The 9/11 Museum gift shop’s latest hot-seller is an engraved $39 “rock” shaped like a heart.
Etched with phrases like “honor,” “remember,” “united in hope,” and “reflect,” the gift shop is making a killing on the rocks, produced by Georgia artist Red Sandlin.
They’re selling so well, according to The Gothamist, the gift shop is having a hard time keeping them in stock. “Last week, the rocks had sold out from the gift shop’s display cases,” The New York Post reports.
“These rocks, which are not actually rocks at all, and lack even a tenuous connection to September 11th or New York, offer a more anodyne, if equally pointless way for the Museum to raise revenue,” quips The Gothamist.
The museum’s gift shop has been mired in controversy ever since its debut, after journalists began questioning the memorial value of various gift shop items.

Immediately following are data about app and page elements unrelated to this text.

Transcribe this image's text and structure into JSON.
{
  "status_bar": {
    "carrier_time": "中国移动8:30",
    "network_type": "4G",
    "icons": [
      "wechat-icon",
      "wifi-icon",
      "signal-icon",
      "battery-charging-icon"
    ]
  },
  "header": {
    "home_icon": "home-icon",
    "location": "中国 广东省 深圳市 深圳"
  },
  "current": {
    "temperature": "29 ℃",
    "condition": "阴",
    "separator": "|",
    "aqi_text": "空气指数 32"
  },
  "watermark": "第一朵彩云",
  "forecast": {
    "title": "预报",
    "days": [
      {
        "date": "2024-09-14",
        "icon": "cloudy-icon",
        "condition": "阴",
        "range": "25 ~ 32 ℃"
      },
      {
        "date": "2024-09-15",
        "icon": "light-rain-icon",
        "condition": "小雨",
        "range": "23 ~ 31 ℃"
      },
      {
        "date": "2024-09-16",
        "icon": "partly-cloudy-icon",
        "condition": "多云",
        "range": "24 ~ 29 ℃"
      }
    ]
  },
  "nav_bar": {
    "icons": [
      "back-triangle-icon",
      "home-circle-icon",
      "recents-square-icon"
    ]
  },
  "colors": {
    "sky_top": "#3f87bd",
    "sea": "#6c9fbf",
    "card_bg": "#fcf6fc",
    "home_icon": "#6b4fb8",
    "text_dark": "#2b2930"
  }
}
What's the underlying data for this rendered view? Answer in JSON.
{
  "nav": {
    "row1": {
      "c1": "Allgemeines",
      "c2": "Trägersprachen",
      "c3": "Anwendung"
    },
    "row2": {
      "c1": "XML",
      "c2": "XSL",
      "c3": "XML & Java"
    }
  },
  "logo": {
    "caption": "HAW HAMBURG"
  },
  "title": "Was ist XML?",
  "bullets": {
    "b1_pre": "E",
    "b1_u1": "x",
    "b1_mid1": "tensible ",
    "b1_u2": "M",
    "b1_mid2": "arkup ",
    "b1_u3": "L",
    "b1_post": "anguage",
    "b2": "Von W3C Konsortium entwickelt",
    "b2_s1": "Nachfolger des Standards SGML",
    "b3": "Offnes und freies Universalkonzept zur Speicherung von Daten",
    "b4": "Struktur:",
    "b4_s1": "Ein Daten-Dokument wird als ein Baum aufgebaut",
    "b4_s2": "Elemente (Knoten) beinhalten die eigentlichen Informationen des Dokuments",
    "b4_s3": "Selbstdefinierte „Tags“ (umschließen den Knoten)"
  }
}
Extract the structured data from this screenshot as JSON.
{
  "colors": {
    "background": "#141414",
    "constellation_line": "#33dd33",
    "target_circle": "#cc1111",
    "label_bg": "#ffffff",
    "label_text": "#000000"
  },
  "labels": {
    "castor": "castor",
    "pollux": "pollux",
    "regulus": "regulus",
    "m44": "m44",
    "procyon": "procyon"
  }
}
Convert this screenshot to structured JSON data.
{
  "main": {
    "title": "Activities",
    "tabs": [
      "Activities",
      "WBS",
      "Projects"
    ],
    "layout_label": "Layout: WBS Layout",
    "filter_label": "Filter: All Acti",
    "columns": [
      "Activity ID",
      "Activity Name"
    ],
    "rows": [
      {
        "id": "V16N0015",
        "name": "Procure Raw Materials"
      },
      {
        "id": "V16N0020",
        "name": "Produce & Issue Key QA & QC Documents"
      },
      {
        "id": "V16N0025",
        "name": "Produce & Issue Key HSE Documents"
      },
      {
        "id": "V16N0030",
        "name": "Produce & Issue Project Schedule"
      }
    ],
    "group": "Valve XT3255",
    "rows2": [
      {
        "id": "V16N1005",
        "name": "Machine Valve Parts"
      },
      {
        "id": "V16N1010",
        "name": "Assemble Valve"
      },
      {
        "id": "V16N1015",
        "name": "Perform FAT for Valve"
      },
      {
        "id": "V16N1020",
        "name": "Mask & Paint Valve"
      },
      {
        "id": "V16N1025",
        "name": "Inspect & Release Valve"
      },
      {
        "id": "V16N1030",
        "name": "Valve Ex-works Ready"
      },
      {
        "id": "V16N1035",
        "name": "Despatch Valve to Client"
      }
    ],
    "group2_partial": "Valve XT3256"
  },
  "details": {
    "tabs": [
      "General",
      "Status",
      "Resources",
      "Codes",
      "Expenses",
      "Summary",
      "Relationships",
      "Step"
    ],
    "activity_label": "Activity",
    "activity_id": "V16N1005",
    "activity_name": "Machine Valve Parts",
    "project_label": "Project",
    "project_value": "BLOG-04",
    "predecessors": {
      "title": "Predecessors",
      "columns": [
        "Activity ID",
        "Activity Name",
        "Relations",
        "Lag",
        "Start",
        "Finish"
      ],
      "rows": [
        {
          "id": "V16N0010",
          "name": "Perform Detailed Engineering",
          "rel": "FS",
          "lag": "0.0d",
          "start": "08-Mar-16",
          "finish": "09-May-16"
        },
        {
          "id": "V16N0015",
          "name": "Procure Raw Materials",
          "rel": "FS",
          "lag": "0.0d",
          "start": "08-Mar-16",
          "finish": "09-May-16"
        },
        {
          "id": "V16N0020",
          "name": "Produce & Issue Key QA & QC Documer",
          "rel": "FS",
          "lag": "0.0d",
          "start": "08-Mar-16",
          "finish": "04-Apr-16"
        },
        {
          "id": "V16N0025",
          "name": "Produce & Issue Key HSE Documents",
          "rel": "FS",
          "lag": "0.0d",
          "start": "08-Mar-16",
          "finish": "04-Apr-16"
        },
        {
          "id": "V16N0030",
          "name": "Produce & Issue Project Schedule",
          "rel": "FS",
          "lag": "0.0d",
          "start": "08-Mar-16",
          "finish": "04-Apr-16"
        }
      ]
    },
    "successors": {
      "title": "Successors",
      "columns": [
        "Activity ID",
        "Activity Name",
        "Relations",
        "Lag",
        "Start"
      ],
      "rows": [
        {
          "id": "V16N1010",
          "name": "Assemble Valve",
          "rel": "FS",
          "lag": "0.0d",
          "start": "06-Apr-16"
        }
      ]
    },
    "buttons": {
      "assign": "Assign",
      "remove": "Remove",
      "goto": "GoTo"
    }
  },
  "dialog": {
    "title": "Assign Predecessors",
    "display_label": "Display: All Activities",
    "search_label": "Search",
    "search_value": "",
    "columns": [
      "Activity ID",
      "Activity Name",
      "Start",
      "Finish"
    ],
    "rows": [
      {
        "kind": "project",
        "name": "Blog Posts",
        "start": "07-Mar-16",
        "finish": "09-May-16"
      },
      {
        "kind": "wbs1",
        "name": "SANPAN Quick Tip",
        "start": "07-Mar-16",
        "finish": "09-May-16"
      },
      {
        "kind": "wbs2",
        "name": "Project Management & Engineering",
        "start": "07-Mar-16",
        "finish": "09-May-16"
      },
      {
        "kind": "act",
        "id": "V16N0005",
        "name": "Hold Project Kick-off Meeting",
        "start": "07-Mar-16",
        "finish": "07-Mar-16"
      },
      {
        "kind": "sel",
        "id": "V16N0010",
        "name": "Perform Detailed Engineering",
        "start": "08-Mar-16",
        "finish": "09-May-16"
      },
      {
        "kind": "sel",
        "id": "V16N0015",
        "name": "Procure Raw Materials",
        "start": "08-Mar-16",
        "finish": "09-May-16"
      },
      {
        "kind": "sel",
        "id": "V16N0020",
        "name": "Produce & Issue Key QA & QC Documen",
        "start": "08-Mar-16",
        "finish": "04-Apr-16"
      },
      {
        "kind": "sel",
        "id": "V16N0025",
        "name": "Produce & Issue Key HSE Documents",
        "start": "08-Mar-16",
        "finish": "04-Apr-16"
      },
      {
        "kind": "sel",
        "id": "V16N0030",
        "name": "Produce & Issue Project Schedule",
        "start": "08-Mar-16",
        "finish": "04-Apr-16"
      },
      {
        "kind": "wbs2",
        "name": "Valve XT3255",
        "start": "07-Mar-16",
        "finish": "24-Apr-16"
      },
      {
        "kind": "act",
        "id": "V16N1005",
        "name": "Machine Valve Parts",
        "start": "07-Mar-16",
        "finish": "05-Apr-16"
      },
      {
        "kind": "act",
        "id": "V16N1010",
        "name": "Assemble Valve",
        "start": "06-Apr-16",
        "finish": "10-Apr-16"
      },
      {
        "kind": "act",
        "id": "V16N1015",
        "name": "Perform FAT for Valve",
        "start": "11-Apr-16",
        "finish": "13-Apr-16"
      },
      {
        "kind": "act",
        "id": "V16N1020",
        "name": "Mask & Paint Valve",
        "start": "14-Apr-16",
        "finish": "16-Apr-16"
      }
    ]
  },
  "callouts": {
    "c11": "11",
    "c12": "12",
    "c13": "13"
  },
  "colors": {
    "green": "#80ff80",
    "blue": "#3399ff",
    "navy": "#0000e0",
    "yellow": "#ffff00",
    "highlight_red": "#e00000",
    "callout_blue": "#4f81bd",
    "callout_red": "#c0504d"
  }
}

The New York Post called attention to the “absurd” merchandise, pointing to several items which more appeared to be revenue generators than tokens of remembrance.
For instance, silk scarves embedded with images of the Manhattan skyline sell for $95, while “Darkness Hoodies” emblazoned with the ghostly outline of the Twin Towers fetch $39. Commemorative “Flags of Honor” sell for $24.95 plus tax, and “9/11 Memorial” baseball caps go for just under $20. There’s also a “United We Stand” blanket that will set you back $225.
Upon the museum’s opening, families of 9/11 victims saw the merchandise as a bold, insensitive way to capitalize off the tragedy.
“To me, it’s the crassest, most insensitive thing to have a commercial enterprise at the place where my son died,” one victim’s mother, Diane Horning, told The Post.
“Here is essentially our tomb of the unknown. To sell baubles I find quite shocking and repugnant,” Horning said. “I think it’s a money-making venture to support inflated salaries, and they’re willing to do it over my son’s dead body.”
“As rotten and heartless as it may seem, it’s always about money,” another museum visitor expressed to The Post.
One gift shop item, a commemorative cheese plate, caused such a stir it was quickly removed from the gift shop altogether after journalists at The Gothamist called attention to it.
The extent to which journalists threatened the museum’s revenue was made clear when security guards escorted a Gothamist journalist out of the museum last May simply for asking questions.
The museum claims profits go towards “developing and sustaining the National September 11 Memorial and Museum.” Its operating budget soars near $63 million a year.